$\endgroup$
  • 1
    $\begingroup$ This is a nice first question. Welcome to the site! I imagine "$arctg$" is in fact "$\arctan$"? $\endgroup$ – The Count Jan 19 '17 at 2:42
  • $\begingroup$ It looks like you have correctly evaluated what is happening at the upper bound, but you also need to evaluate the lower bound. That should introduce the missing terms. $\endgroup$ – Doug M Jan 19 '17 at 2:44
  • 1
    $\begingroup$ Love the title, made me laugh $\endgroup$ – Teh Rod Jan 19 '17 at 3:00
  • 1
    $\begingroup$ @TheCount ... yes, "tan" (US) = "tg" (much of Europe). $\endgroup$ – GEdgar Jan 19 '17 at 3:05
2
$\begingroup$

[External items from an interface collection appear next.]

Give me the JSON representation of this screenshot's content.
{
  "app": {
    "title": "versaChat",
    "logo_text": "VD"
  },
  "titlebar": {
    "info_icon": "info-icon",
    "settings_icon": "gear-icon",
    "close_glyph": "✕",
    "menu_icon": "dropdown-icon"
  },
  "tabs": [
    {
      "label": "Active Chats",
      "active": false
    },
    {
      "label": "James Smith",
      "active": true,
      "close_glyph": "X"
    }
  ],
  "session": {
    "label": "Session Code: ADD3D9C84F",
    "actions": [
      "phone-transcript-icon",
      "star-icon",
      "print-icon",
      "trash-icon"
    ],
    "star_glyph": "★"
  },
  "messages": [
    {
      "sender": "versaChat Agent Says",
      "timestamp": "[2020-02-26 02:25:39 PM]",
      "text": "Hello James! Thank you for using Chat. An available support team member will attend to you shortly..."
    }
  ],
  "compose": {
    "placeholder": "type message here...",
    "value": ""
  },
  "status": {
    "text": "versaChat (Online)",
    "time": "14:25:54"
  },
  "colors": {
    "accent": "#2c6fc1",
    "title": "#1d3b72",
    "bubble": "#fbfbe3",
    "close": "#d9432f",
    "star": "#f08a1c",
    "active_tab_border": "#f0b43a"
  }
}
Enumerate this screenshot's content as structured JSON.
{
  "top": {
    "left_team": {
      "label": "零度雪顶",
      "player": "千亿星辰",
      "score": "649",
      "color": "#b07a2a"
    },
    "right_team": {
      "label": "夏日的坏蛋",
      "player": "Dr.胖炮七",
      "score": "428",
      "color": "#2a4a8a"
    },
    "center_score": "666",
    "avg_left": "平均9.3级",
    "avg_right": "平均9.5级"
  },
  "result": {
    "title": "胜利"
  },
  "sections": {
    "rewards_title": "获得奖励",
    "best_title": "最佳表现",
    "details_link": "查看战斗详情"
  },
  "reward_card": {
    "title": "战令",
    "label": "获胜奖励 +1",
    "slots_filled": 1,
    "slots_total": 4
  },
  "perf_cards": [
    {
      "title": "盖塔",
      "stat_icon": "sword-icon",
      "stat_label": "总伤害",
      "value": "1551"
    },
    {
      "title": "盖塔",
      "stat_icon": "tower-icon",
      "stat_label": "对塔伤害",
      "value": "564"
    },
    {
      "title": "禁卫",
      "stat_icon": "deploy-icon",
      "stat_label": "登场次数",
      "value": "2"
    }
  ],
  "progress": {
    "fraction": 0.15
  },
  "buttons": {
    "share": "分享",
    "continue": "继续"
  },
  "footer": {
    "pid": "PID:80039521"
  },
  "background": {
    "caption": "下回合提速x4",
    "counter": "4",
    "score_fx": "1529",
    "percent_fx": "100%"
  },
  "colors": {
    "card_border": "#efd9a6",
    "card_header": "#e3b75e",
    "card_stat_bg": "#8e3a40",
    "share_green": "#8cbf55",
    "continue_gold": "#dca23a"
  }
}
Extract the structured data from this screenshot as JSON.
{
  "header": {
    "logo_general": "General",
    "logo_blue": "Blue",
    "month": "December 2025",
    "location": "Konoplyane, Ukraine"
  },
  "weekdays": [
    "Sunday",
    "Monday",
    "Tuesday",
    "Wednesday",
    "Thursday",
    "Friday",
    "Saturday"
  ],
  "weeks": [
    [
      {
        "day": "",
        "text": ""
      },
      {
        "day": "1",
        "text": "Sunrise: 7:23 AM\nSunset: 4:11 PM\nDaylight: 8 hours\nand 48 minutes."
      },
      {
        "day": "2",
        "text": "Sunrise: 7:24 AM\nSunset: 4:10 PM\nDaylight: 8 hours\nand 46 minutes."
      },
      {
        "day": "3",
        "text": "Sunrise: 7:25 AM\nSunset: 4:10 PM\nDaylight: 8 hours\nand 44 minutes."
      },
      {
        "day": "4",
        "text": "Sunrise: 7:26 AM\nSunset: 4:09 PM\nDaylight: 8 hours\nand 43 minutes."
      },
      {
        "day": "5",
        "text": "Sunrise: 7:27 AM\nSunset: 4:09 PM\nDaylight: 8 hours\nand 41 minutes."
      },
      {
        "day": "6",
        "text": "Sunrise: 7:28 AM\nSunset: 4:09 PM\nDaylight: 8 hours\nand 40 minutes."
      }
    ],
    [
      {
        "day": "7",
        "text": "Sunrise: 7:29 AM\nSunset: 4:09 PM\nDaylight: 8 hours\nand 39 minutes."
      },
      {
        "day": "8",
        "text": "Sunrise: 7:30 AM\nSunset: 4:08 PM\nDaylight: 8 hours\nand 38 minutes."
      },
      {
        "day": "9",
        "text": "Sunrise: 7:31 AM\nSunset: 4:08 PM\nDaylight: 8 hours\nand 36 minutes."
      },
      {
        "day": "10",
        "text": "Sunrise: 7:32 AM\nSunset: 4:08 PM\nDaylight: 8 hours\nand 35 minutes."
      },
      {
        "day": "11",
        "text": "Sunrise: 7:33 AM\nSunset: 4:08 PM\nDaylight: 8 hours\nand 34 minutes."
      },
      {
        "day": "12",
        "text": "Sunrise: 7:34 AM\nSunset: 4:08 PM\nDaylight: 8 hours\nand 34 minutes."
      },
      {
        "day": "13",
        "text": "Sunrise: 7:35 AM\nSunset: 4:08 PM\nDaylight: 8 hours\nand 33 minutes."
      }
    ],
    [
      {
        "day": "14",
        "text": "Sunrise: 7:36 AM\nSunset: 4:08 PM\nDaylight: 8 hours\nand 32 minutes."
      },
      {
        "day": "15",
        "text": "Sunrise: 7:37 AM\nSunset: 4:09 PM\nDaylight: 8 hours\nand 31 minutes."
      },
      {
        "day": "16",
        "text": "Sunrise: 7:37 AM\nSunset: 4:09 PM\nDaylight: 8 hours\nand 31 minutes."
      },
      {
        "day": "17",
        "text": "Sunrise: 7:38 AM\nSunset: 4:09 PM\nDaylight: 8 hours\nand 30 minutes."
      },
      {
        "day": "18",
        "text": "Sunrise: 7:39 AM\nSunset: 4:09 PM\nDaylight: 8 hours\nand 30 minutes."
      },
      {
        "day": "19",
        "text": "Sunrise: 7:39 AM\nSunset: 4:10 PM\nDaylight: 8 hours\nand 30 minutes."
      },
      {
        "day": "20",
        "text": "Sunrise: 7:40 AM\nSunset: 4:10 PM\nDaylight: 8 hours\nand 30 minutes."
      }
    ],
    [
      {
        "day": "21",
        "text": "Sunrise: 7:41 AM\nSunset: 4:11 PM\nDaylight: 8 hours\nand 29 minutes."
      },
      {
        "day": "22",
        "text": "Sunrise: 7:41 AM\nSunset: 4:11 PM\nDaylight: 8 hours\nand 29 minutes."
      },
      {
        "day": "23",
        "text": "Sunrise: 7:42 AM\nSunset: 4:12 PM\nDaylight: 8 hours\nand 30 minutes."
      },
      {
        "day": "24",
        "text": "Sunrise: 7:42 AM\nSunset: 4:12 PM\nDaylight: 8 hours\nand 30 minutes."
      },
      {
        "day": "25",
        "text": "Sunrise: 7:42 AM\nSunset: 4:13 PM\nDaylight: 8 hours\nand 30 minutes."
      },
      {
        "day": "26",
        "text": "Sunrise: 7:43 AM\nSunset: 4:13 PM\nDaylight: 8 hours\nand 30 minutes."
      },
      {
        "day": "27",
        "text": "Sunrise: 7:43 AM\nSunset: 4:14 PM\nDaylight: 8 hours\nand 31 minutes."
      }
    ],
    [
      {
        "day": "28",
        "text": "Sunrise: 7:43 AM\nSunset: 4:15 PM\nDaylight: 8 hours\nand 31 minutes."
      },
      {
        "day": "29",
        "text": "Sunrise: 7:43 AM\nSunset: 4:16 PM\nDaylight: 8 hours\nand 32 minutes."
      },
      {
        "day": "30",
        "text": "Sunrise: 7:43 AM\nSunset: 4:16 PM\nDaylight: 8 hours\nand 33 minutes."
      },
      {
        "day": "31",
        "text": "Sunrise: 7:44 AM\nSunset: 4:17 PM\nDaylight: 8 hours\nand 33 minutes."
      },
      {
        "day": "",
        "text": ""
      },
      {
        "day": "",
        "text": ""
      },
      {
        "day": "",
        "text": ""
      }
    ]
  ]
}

$\lim_\limits{x\to +\infty} $$\frac 1{51}\bigg(17\ln|x| -3\ln|x-2| - 7\ln(2x^2 +9) +2 \sqrt 2 \arctan(\frac{\sqrt 2}3x)\bigg)\\ \frac 1{51}\bigg(\ln |\dfrac {x^{17}}{(x-2)^3(2x^2+9)^7}| +2 \sqrt 2 \arctan(\frac{\sqrt 2}3x)\bigg)$

In that logarithm we have $x^{17}$ and $2^7x^{17}$ as the highest powered terms of $x$ in the numerator and the denominator. As $x$ goes to infinity.

$\frac 1{51}(-7\ln 2 + \sqrt 2 \pi)$

And you still need to evaluate the expression at $x=3$

$\endgroup$
  • $\begingroup$ First of all thanks for the answer! Oooh here you are : -7ln(2) !! Please can you tell me how you did it ?! How did you evaluate the natural logarithm part? $\endgroup$ – LambdaPi Jan 19 '17 at 2:57
  • 1
    $\begingroup$ I put in a little more detail. You expand out the polynomials. As $x$ gets to be very large, the highest powered terms are going to dominate. So, you don't really need to do the full expansion, you just need to know the power and the coefficients of the highest powered terms. $\endgroup$ – Doug M Jan 19 '17 at 2:58
  • $\begingroup$ Thanks again! You has been very very clear! Thank you so much ! $\endgroup$ – LambdaPi Jan 19 '17 at 3:53

Your Answer

By clicking “Post Your Answer”, you agree to our terms of service, privacy policy and cookie policy

Not the answer you're looking for? Browse other questions tagged or ask your own question.